Towards the beginning of "Wild," we watch Cheryl Strayed (Reese Witherspoon) prepare for a 1000 mile-long trek up the Pacific Crest Trail. In her own opinion, she dabbles in hiking, and is far from an expert. So the pack she decides to bring along is massive, nearly thwarting her from the very beginning with its size. But this, you see, is a metaphorical pack, a literalization of all the emotional baggage that Strayed will be carrying around with her. Later on, she learns from a more experienced hiker to take only the necessities, and to let unnecessary things go, such as a battered, treasured paperback that used to belong to her late mother, Bobbi (Laura Dern). When the movie begins with an in-your-face symbol like that, you know you're in the hands of a director with big ideas on his mind. And by golly, that director will get them across to the audience, come hell or high water.
That director would be Jean-Marc Vallée. He is not the subtlest of directors, although he is a quite capable one. It is through his non-linear, stream-of-consciousness sensibility that Strayed's memoir, Wild: From Lost to Found on the Pacific Crest Trail is visualized. Like in last year's "Dallas Buyers Club," Vallée is also responsible for the editing in this film, a mechanic he uses to full effect to show us precisely what is bobbing around in Cheryl's brain as she walks along her grueling path. It is the best, most cinematic part of a film that could otherwise have sunk under the weight of its portentousness.
Strayed—who adopted that name after divorcing her husband, Paul (Thomas Sadoski)—goes on her journey because her life has fallen apart. This is in part because of her own doing and also because of the sudden, devastating loss of her mother to spinal cancer, which sent her into a tailspin of drug abuse, casual sex, and the bulldozing of all her relationships to other people. The so-called PCT is populated almost entirely by men, some of whom are friendly, and others who aren't. She faces setbacks of all kinds, both physical and mental: her boots are too small, she bought the wrong fuel for her stove, she has a breakdown. By the end of her trip, Strayed will have experienced the full range of emotions, the majority of which are rather overwhelmingly negative. It's like watching someone give themselves an exorcism via physical exhaustion.

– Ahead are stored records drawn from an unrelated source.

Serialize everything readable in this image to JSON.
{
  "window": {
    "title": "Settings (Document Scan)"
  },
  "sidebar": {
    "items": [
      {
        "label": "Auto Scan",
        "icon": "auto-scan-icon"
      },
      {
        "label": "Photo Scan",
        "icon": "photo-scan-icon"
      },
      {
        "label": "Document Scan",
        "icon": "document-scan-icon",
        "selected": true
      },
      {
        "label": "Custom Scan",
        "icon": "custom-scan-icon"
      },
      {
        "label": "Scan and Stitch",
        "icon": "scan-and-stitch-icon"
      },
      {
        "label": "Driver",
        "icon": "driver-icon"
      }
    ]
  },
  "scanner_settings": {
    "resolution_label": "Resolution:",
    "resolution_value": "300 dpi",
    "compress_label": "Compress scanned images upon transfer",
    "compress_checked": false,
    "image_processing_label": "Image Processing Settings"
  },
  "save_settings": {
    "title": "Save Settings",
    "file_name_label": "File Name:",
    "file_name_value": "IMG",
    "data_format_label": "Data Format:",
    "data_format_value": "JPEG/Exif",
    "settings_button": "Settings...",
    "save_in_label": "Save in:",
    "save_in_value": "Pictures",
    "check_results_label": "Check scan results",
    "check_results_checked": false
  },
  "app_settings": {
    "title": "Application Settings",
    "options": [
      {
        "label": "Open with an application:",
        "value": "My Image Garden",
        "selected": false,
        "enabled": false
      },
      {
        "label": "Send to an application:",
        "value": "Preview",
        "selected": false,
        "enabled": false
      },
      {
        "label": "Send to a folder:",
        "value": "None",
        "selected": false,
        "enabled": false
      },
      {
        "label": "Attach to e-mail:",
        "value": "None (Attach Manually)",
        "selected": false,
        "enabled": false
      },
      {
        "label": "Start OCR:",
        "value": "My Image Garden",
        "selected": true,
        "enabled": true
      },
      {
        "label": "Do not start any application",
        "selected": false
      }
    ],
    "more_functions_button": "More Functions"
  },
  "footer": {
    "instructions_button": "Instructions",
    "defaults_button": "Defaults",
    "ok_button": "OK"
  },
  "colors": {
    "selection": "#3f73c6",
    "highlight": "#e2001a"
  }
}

Holding it all together is Witherspoon, who plays up Cheryl's less appealing personality traits and plays down the nicer ones. She has made a career out of being a sweet lady, and here she is taking a blowtorch to that image. She receives producer credit, as well, indicating that this was a project she worked hard to get off the ground. You can tell that her very demanding role required a boat load of effort, yet she makes it look effortless, stripping away any vanity you could accuse her of having.
The heart of the film, however, is Dern, who steals every scene she is in. We're reminded constantly (and I mean constantly) how much Bobbi meant to Cheryl, but Dern handily convinces us that she could be a mother whose loss we would despair over, too. She provides most of the film's few bright spots, giving her character the indomitable buoyancy required to fight through not only cancer, but also near poverty, two difficult children, and an abusive marriage. If anyone deserves an Oscar nomination from this film, it's her.

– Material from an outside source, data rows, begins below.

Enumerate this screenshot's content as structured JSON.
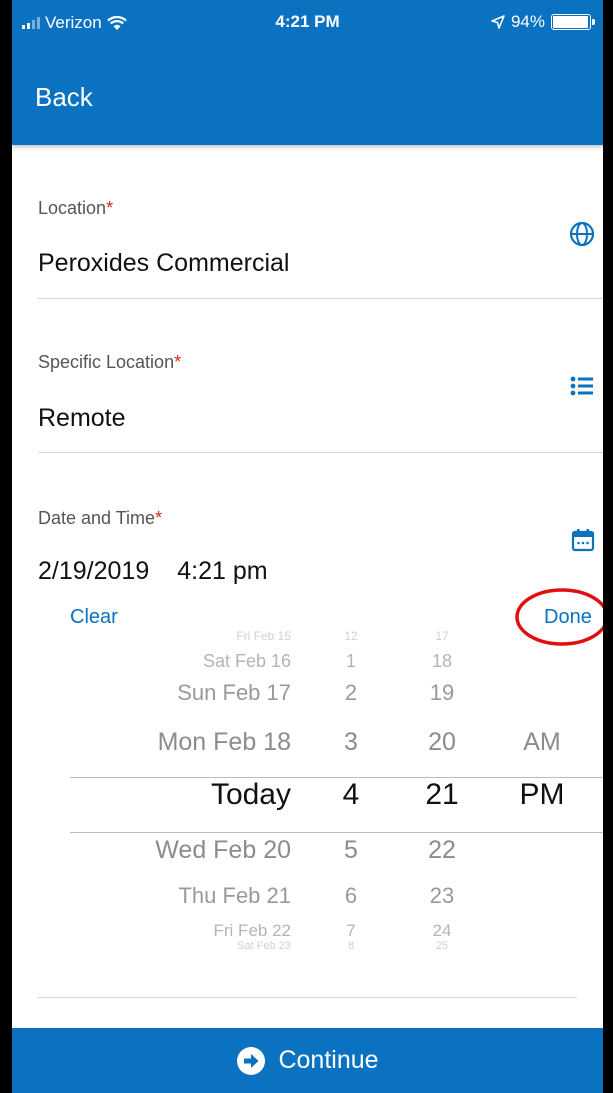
{
  "status_bar": {
    "carrier": "Verizon",
    "time": "4:21 PM",
    "battery": "94%"
  },
  "nav": {
    "back_label": "Back"
  },
  "fields": {
    "location": {
      "label": "Location",
      "required": "*",
      "value": "Peroxides Commercial",
      "icon": "globe-icon"
    },
    "specific_location": {
      "label": "Specific Location",
      "required": "*",
      "value": "Remote",
      "icon": "list-icon"
    },
    "date_time": {
      "label": "Date and Time",
      "required": "*",
      "date": "2/19/2019",
      "time": "4:21 pm",
      "icon": "calendar-icon"
    }
  },
  "picker_actions": {
    "clear": "Clear",
    "done": "Done"
  },
  "picker": {
    "days": [
      "Fri Feb 15",
      "Sat Feb 16",
      "Sun Feb 17",
      "Mon Feb 18",
      "Today",
      "Wed Feb 20",
      "Thu Feb 21",
      "Fri Feb 22",
      "Sat Feb 23"
    ],
    "hours": [
      "12",
      "1",
      "2",
      "3",
      "4",
      "5",
      "6",
      "7",
      "8"
    ],
    "minutes": [
      "17",
      "18",
      "19",
      "20",
      "21",
      "22",
      "23",
      "24",
      "25"
    ],
    "ampm": [
      "AM",
      "PM"
    ],
    "selected_index": 4
  },
  "footer": {
    "continue_label": "Continue"
  },
  "colors": {
    "accent": "#0b72c1",
    "required": "#d8231f",
    "annotation": "#e01010"
  }
}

So why the B? There's that issue of portentousness I mentioned before. Vallée is relentless in his piling on of symbolism and big moments in the film. He can hardly let a moment simply play out without swelling the music or cutting to a shot of Witherspoon's face, filled alternately with triumph or desolation. Also—and this may be unavoidable due to the film's structure—the film is episodic, as though its various incidents are not building to much of a climax. The ending sort of just… happens. The closing narration seems tacked on in order to provide closure, and it feels unearned.

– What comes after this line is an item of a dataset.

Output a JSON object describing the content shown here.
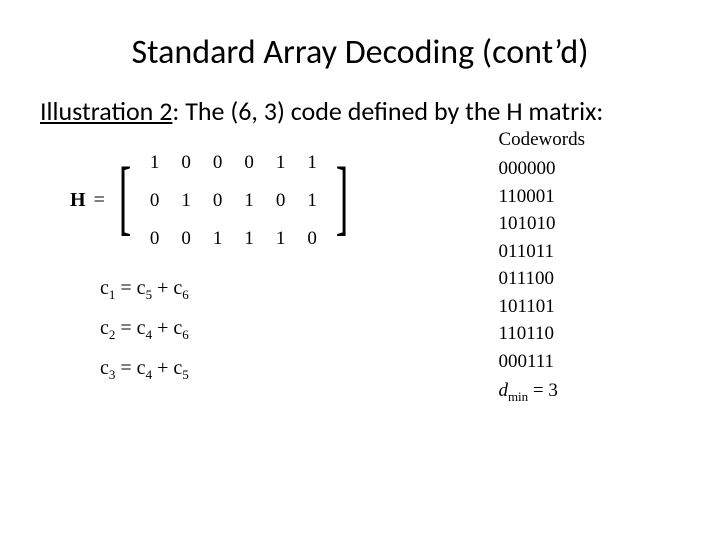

It feels as though Vallée is attempting to corner the market on films about the triumph of the human spirit. His best instincts are in the editing room, however. Someone else with a bit more panache should handle the big job.